> Dataset rows describing interfaces
- - - - -

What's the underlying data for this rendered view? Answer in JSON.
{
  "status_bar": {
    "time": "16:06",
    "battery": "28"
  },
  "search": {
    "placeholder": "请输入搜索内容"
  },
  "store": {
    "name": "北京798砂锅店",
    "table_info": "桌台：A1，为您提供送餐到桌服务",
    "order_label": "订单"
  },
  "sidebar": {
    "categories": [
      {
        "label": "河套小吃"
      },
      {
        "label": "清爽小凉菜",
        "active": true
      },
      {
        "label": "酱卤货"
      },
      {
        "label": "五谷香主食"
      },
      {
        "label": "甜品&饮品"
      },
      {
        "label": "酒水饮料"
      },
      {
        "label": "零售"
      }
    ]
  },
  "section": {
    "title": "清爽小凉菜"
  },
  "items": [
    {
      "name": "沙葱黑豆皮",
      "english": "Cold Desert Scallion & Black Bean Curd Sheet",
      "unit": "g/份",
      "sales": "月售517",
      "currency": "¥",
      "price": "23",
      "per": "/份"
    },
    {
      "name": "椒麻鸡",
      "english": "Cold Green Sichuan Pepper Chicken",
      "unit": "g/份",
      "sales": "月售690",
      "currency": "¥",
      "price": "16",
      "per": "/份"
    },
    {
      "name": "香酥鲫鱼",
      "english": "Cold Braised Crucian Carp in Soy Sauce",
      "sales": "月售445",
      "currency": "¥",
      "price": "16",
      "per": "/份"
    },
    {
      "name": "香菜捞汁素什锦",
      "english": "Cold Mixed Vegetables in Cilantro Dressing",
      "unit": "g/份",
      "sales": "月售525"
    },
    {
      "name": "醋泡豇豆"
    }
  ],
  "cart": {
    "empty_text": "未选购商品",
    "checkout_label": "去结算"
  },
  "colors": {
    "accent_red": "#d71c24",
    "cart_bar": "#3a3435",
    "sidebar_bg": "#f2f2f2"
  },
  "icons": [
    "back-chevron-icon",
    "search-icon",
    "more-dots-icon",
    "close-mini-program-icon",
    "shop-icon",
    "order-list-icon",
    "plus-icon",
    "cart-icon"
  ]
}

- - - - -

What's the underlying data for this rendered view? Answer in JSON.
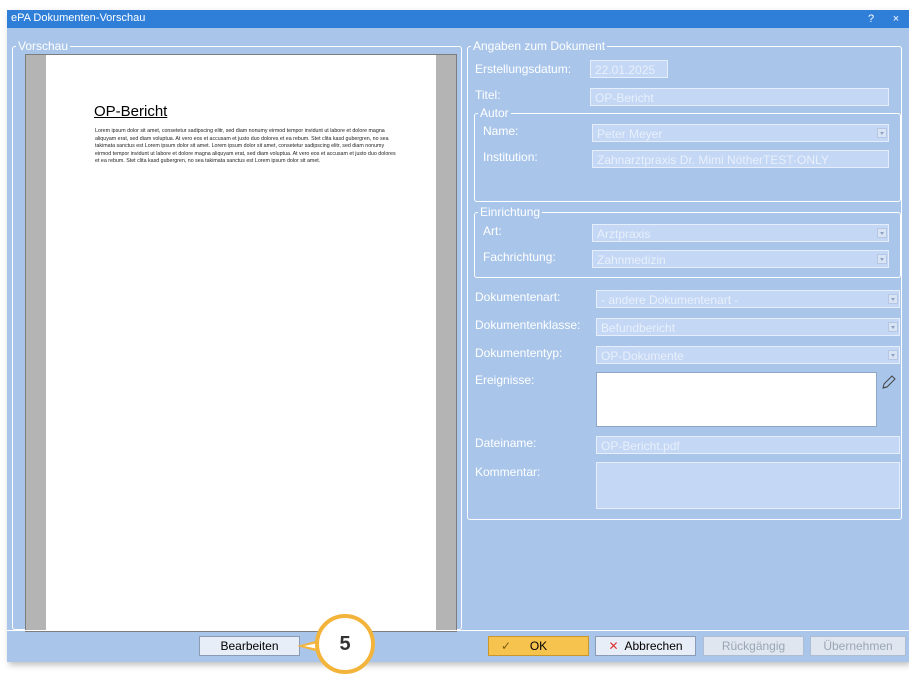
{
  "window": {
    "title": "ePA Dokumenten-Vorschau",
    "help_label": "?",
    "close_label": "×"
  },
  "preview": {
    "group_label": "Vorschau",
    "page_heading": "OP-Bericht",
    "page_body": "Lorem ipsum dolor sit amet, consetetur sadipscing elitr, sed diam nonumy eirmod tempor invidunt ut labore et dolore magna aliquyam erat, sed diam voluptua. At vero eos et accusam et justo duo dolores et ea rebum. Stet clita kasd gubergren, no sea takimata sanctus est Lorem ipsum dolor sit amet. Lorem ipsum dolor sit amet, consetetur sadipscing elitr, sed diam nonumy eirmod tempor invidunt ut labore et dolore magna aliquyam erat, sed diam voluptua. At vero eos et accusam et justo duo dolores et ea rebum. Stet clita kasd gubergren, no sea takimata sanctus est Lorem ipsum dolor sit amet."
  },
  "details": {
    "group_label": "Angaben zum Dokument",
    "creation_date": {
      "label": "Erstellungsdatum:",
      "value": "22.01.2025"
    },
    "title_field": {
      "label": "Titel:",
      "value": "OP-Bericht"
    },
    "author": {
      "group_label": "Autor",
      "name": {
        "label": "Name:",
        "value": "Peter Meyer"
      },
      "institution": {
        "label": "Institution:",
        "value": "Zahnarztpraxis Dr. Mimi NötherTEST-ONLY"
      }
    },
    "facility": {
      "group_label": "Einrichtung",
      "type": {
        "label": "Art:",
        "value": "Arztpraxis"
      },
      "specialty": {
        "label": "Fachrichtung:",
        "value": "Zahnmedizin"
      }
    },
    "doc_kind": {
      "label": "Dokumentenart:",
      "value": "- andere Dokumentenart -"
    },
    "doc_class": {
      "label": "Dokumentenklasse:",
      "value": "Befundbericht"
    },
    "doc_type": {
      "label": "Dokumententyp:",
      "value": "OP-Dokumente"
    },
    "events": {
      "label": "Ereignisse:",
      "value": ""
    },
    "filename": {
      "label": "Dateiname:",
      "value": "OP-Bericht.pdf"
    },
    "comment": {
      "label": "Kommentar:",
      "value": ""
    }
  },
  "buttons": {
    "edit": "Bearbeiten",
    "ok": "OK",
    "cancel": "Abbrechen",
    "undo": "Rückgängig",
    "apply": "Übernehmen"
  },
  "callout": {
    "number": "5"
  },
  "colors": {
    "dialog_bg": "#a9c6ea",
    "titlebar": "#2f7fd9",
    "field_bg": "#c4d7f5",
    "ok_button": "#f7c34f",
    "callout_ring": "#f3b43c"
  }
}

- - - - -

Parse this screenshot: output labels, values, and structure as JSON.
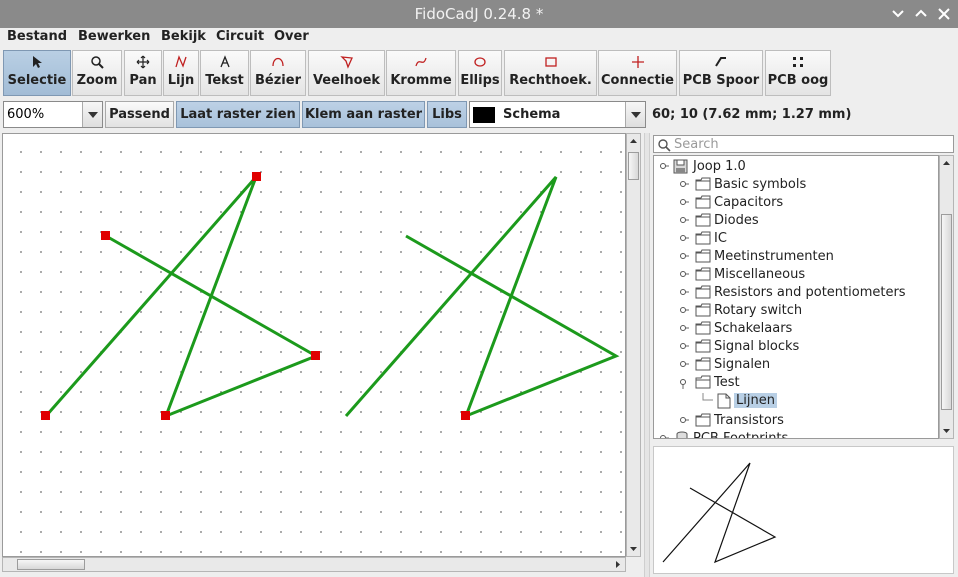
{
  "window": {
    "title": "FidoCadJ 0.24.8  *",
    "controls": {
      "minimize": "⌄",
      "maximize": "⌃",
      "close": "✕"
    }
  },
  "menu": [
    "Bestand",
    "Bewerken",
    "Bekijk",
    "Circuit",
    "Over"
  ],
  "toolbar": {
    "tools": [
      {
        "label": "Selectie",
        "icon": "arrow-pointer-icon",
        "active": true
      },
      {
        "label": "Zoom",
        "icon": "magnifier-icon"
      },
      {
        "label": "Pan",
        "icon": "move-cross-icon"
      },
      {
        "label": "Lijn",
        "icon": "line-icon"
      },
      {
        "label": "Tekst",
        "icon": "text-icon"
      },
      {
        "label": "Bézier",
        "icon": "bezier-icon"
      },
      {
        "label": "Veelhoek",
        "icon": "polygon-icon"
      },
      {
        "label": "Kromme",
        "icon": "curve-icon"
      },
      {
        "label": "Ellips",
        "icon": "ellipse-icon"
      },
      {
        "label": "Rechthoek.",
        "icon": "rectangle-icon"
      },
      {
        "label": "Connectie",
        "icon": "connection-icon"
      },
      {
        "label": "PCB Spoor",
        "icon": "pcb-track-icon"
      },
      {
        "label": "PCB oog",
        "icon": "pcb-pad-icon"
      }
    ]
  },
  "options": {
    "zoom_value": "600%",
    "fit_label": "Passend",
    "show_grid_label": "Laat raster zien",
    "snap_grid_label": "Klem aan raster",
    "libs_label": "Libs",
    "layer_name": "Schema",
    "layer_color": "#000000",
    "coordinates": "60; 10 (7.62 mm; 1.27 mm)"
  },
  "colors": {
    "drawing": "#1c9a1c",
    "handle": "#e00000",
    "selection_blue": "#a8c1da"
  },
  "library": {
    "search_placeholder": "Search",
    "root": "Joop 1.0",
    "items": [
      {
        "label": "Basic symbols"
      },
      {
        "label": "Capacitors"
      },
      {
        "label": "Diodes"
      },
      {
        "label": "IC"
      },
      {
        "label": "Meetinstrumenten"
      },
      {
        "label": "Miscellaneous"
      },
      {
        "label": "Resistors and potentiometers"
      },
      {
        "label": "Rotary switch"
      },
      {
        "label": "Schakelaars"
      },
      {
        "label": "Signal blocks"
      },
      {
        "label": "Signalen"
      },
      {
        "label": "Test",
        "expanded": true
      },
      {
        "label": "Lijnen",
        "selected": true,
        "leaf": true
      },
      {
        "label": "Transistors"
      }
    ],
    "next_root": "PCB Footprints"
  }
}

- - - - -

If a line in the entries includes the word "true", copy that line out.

        "active": true
        "active": true
        "expanded": true
        "selected": true,
        "leaf": true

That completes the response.